Arguments with your partner are turned around and made to seem as though it’s your fault. Somehow, other people are always to blame for your partner’s problems, and they never accept responsibility for issues in their life. They use you and those around them as an outlet to vent their anger.
Eventually, you start to think that you might actually be at fault for their irritation or the problems in your relationship. Maybe if you just tried harder not to upset them, things would be better, and you could get back to what the relationship was when it first started. You take their emotional outbursts as proof of how intensely they care about you because if they didn’t care, they wouldn’t get so angry – right?
Stage 7 – Put-downs
Criticism is common in your relationship, with your partner ridiculing your spending habits, lifestyle choices, what you eat or drink, or your appearance. When you try to confront your partner about it, you are met with gas-lighting – they question your account of the incident, make you second-guess yourself, or tell you that you’re overreacting or being “crazy.”
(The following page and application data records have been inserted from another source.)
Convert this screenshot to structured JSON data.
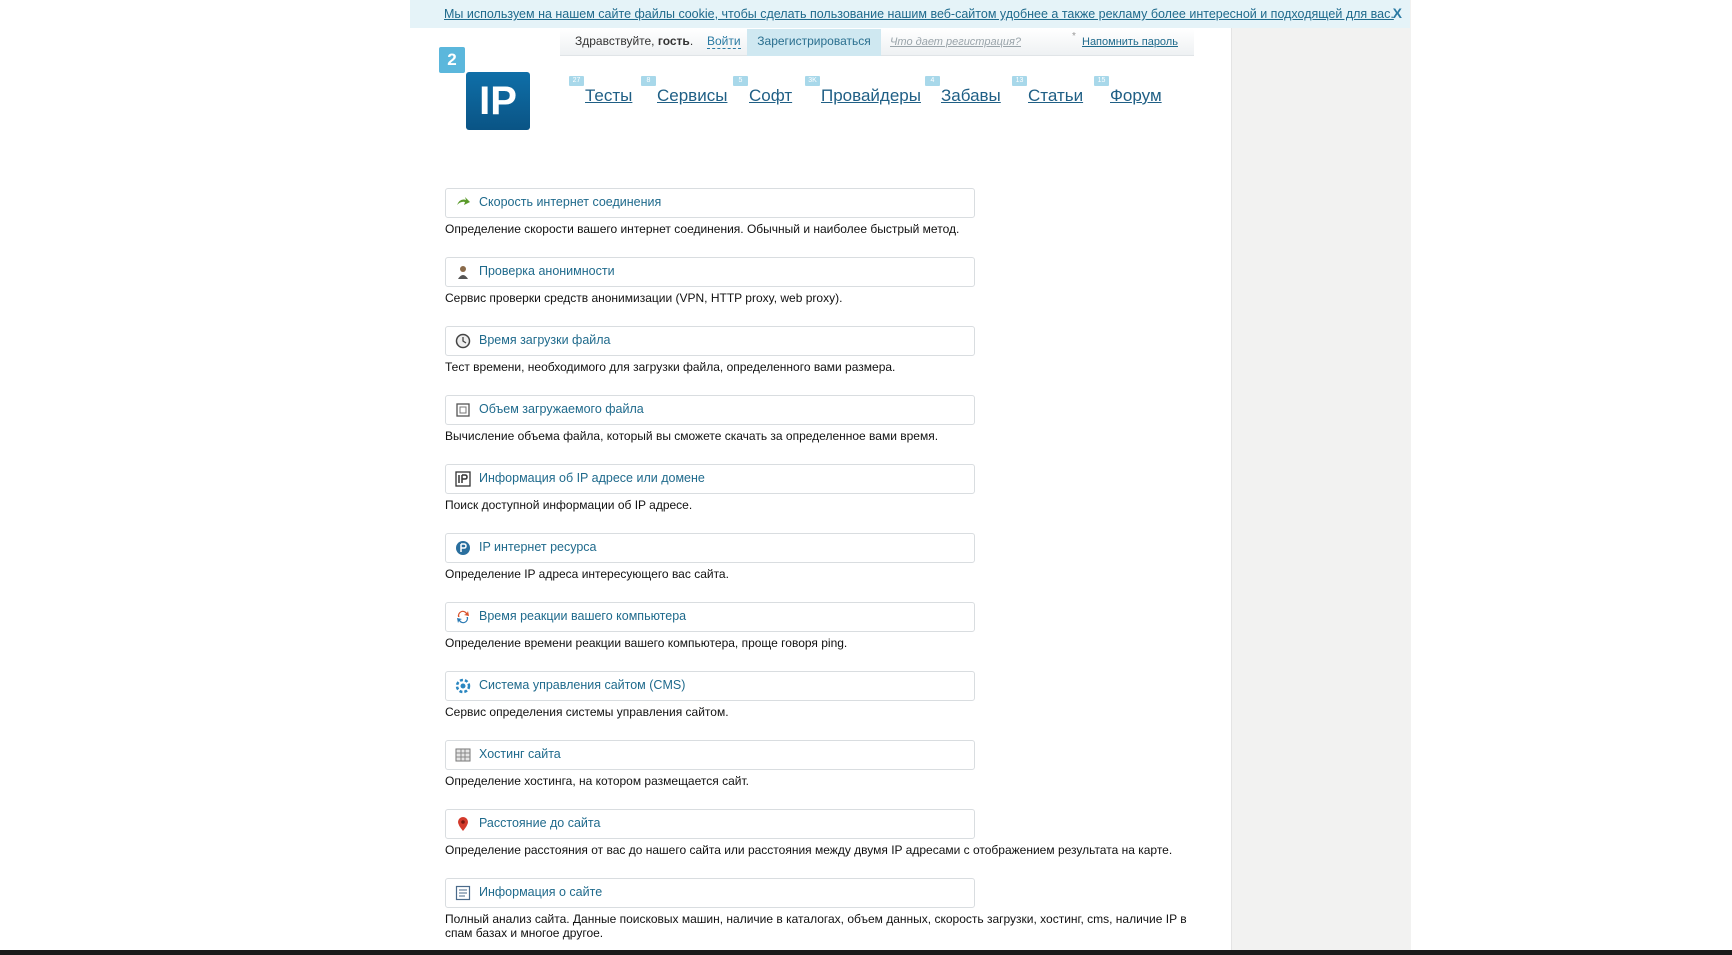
{
  "cookie": {
    "text": "Мы используем на нашем сайте файлы cookie, чтобы сделать пользование нашим веб-сайтом удобнее а также рекламу более интересной и подходящей для вас.",
    "close": "X"
  },
  "userbar": {
    "greeting_prefix": "Здравствуйте, ",
    "guest": "гость",
    "greeting_suffix": ".",
    "login": "Войти",
    "register": "Зарегистрироваться",
    "why": "Что дает регистрация?",
    "star": "*",
    "remind": "Напомнить пароль"
  },
  "logo": {
    "small": "2",
    "big": "IP"
  },
  "nav": [
    {
      "label": "Тесты",
      "badge": "27"
    },
    {
      "label": "Сервисы",
      "badge": "8"
    },
    {
      "label": "Софт",
      "badge": "5"
    },
    {
      "label": "Провайдеры",
      "badge": "3K"
    },
    {
      "label": "Забавы",
      "badge": "4"
    },
    {
      "label": "Статьи",
      "badge": "13"
    },
    {
      "label": "Форум",
      "badge": "15"
    }
  ],
  "services": [
    {
      "title": "Скорость интернет соединения",
      "desc": "Определение скорости вашего интернет соединения. Обычный и наиболее быстрый метод.",
      "icon": "speed-arrow-icon"
    },
    {
      "title": "Проверка анонимности",
      "desc": "Сервис проверки средств анонимизации (VPN, HTTP proxy, web proxy).",
      "icon": "anonymous-user-icon"
    },
    {
      "title": "Время загрузки файла",
      "desc": "Тест времени, необходимого для загрузки файла, определенного вами размера.",
      "icon": "clock-icon"
    },
    {
      "title": "Объем загружаемого файла",
      "desc": "Вычисление объема файла, который вы сможете скачать за определенное вами время.",
      "icon": "file-size-icon"
    },
    {
      "title": "Информация об IP адресе или домене",
      "desc": "Поиск доступной информации об IP адресе.",
      "icon": "ip-box-icon"
    },
    {
      "title": "IP интернет ресурса",
      "desc": "Определение IP адреса интересующего вас сайта.",
      "icon": "ip-circle-icon"
    },
    {
      "title": "Время реакции вашего компьютера",
      "desc": "Определение времени реакции вашего компьютера, проще говоря ping.",
      "icon": "ping-icon"
    },
    {
      "title": "Система управления сайтом (CMS)",
      "desc": "Сервис определения системы управления сайтом.",
      "icon": "cms-gear-icon"
    },
    {
      "title": "Хостинг сайта",
      "desc": "Определение хостинга, на котором размещается сайт.",
      "icon": "hosting-grid-icon"
    },
    {
      "title": "Расстояние до сайта",
      "desc": "Определение расстояния от вас до нашего сайта или расстояния между двумя IP адресами с отображением результата на карте.",
      "icon": "map-pin-icon"
    },
    {
      "title": "Информация о сайте",
      "desc": "Полный анализ сайта. Данные поисковых машин, наличие в каталогах, объем данных, скорость загрузки, хостинг, cms, наличие IP в спам базах и многое другое.",
      "icon": "site-info-icon"
    }
  ]
}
Stage 8 – Putting on an Act
Your partner acts charming and personable in public, but behind closed doors, they behave very differently. You feel as though no one would believe the mistreatment that you endure because of the outward persona that your partner depicts.
Stage 9 – The Guilt Trip
To keep you in the relationship, they make threats to blackmail you, claim self-harm or suicide, or warn about injuring those you love. They use whatever manipulation tactics they can to prevent you from leaving them. You feel like you don’t deserve better or will never find anyone who cares for you as much as they do. Your self-esteem is pretty low, and the idea of finding new love doesn’t seem possible.
Being single seems daunting and lonely, and besides – shouldn’t you stick it out? While you fight with each other, you think it’s normal to disagree sometimes. You stay with them because you believe that you can save them or get them to change their ways. You remember the better days and how beautiful things were in the beginning, so you don’t give up just yet and cling to the idea that things will turn around.
What Can I Do Now?
Abusive relationships rarely start with physical violence. Instead, they begin with the subtleties of an unhealthy and emotionally volatile relationship, which progressively worsens as the relationship continues. In time, emotional abuse can escalate in severity, turning from verbal attacks and mental manipulation to physical beatings and possibly even death.
Abusers often convince their victims that they deserve to be abused, or that no one loves them as much as they do, or they would be nothing without them, or “you know I didn’t mean to hurt you,” or any other cherry-picked rationalization they use to excuse their inability to manage their anger. Once gaslighted, victims often wonder about their mental health, self-esteem, and whether they are the cause of the abuse. There is also a very real fear that things will get worse if they report the abuse. That’s why victims are very much likely to feel terrified, desperate, powerless, ashamed, and alone. To intensify the ongoing trauma, friends and family may tell, “Why are you hanging on and allowing yourself to be abused.” And still, despite everyone telling you to let go, you’ll still feel confused and lost!
Recognizing that these behaviors are unhealthy and abusive could help you or someone you know about a dangerous relationship. If you or someone you know may be in an abusive situation and dealing with domestic violence, we highly encourage you to seek help from local support! You can call The Better Bail for more information.